- _What to produce_
If a line in the data contains "icon", copy it out.

━━━━━━━━━━━━━━━━

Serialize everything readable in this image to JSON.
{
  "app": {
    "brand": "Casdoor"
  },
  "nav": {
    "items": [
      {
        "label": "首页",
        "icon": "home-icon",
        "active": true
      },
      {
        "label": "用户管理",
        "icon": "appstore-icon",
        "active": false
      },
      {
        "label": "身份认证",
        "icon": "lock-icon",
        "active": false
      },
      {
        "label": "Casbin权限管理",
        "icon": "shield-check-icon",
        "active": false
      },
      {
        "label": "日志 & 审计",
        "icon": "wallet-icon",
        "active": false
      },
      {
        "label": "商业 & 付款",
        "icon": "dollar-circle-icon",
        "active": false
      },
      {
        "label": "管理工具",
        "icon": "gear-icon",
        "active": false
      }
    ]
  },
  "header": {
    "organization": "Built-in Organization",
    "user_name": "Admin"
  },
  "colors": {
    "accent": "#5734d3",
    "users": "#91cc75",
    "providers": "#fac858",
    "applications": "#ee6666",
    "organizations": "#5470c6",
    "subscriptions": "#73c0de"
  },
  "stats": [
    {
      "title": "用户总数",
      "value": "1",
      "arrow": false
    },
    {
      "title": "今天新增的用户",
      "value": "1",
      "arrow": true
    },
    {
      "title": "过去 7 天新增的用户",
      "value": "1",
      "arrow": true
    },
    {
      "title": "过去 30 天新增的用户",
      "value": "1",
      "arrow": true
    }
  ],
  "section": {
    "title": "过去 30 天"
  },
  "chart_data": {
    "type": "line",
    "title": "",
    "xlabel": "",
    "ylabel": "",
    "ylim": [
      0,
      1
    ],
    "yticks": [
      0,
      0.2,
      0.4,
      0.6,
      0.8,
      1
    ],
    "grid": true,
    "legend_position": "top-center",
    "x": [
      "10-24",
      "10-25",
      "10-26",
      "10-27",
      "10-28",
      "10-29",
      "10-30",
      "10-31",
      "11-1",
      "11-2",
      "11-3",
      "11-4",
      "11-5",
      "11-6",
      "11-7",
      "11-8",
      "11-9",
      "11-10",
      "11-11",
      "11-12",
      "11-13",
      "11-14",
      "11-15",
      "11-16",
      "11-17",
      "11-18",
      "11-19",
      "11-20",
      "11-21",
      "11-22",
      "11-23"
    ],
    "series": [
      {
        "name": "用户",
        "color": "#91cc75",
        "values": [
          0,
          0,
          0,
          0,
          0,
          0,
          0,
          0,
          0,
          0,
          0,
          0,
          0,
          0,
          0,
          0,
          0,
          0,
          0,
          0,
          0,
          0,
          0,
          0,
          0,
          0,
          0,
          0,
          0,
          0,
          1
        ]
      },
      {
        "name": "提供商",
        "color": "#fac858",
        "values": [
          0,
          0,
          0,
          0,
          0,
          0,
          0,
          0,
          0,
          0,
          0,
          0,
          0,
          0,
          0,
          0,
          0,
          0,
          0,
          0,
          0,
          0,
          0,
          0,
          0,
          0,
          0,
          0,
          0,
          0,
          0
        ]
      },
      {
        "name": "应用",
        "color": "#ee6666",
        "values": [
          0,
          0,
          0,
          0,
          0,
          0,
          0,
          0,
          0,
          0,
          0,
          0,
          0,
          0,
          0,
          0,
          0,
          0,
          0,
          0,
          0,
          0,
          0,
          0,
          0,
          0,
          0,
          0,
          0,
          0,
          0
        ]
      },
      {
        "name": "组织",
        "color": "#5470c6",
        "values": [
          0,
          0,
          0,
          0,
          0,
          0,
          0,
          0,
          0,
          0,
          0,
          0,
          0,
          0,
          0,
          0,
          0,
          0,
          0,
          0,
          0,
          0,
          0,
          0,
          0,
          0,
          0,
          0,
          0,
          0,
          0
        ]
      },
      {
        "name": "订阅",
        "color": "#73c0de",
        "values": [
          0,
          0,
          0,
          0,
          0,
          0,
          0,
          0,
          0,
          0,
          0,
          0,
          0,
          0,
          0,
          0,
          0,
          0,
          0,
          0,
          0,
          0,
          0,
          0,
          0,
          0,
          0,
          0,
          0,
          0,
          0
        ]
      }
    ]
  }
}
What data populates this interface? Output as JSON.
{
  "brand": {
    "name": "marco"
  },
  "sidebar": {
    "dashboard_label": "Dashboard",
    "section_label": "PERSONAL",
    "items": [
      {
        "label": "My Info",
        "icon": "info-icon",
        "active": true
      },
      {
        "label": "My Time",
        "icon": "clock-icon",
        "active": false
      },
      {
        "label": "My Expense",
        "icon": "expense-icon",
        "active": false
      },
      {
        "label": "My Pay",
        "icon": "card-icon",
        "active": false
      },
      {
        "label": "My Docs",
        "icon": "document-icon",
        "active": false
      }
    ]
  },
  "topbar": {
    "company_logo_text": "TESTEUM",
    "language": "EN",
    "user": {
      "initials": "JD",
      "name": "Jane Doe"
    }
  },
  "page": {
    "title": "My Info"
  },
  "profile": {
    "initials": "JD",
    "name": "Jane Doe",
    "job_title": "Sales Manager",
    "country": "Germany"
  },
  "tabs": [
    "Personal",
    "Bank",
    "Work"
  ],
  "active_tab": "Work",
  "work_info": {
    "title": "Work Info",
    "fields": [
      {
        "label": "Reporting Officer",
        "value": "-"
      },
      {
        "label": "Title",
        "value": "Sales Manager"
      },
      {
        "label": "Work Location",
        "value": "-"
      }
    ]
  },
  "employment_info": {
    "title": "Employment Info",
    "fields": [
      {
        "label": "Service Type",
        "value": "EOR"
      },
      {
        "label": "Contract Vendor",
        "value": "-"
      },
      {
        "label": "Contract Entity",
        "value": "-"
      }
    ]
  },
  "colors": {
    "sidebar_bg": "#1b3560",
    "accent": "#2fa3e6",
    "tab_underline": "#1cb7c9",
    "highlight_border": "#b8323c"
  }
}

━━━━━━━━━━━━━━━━

- _Completed exercise_
        "icon": "home-icon",
        "icon": "appstore-icon",
        "icon": "lock-icon",
        "icon": "shield-check-icon",
        "icon": "wallet-icon",
        "icon": "dollar-circle-icon",
        "icon": "gear-icon",
        "icon": "info-icon",
        "icon": "clock-icon",
        "icon": "expense-icon",
        "icon": "card-icon",
        "icon": "document-icon",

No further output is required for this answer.